Harvard University, Fogg Museum, Werner Otto Hall Addition
Werner Otto Hall was a three-story building, constructed in 1991 as an addition to the Fogg Museum. The addition was built over an existing, two-level underground concrete structure that was used primarily as art storage for the Fogg Museum, offices, and book stacks. Soon after construction, occupants observed leakage through the plaza deck into the art storage room below and other issues outside of climate controlled areas with elevated humidity levels, including wet stains on the limestone facade, white stains emitting from the glass block windows, icicles forming at the bottom of the parapet, moisture accumulating in the roof, and rust spots along the edges of the porcelain-enameled metal wall panels.
SGH investigated the building’s moisture migration problems and leakage of the plaza waterproofing. For this project, we:
- Investigated the building’s moisture migration problems and leakage of the plaza waterproofing
- Performed infrared scanning of the building exterior to identify heat flow
- Measured relative air pressure between interior building areas, wall cavities, and the exterior
- Made observations of concealed conditions at exploratory openings in exterior walls, the roof, and the plaza
- Water tested to determine leakage paths
- Designed plans and specifications for plaza waterproofing repairs
Werner Otto Hall was demolished in 2010 to make way for an expansion to the original 1927 Fogg Museum building. The expansion and renovation, as designed by the architecture team of Renzo Piano and Payette, will bring together the three museums that make up the Harvard Art Museums (Fogg, Busch-Reisinger, and Sackler) while allowing them to maintain their distinct identities.
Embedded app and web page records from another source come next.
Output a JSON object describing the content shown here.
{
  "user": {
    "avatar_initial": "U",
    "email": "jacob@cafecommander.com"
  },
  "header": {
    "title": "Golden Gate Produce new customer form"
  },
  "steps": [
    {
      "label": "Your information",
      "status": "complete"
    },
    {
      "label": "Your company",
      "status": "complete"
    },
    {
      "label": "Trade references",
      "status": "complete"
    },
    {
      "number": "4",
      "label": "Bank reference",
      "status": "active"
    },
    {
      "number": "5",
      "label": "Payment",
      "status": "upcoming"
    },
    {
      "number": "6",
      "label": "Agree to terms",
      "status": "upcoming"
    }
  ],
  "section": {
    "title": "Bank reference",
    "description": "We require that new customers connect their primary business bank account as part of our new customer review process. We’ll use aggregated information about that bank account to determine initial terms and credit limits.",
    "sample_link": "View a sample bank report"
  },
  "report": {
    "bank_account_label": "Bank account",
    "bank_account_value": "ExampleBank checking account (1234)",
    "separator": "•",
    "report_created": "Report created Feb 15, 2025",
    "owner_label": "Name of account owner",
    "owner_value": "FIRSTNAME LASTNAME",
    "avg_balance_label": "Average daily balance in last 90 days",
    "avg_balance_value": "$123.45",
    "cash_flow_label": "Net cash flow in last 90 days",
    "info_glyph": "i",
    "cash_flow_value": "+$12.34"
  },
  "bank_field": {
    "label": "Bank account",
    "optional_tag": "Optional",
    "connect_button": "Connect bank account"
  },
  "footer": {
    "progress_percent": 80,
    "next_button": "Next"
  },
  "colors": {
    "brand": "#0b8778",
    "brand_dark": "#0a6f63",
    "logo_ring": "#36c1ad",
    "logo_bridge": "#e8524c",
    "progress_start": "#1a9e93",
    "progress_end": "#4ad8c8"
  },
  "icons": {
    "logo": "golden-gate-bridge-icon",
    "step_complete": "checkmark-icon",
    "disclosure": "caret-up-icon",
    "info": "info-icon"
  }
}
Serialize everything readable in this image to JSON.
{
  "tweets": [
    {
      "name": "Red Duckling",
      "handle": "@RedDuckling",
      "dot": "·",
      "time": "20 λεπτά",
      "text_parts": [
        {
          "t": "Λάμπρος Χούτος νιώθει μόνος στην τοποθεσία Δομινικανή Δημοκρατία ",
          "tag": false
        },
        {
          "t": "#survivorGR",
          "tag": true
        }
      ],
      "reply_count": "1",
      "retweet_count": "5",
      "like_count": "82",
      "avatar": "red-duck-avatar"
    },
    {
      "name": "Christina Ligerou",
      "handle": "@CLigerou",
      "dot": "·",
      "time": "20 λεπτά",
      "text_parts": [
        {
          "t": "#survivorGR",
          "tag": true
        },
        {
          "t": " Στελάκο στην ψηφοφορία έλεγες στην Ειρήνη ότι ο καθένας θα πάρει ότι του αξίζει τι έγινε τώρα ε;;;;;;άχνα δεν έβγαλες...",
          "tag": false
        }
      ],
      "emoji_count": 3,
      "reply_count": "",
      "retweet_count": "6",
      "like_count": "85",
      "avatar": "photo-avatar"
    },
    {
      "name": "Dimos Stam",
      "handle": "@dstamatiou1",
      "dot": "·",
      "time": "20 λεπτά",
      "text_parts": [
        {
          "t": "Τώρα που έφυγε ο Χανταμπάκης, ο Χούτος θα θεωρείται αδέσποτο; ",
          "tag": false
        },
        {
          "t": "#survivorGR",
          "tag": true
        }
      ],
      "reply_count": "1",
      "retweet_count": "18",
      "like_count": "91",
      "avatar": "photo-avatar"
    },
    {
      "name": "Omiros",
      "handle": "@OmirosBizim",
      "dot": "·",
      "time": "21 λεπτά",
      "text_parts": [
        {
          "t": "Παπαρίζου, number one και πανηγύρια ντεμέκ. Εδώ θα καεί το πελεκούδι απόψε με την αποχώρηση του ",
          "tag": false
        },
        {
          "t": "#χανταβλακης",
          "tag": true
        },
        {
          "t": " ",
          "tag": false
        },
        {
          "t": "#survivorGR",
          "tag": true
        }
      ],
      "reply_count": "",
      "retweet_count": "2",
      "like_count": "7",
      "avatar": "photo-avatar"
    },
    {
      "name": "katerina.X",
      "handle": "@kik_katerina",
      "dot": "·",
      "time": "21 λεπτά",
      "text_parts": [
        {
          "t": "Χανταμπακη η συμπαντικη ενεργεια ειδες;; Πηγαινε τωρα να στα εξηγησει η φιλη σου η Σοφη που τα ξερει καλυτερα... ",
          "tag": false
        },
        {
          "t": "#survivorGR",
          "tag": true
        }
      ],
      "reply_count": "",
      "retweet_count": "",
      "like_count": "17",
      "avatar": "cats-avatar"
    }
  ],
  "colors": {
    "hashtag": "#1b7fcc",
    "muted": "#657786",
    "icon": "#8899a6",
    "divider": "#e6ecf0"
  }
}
SGH consulted on the below-grade waterproofing design for the new expansion and the new sub-basement slabs in the original Fogg building.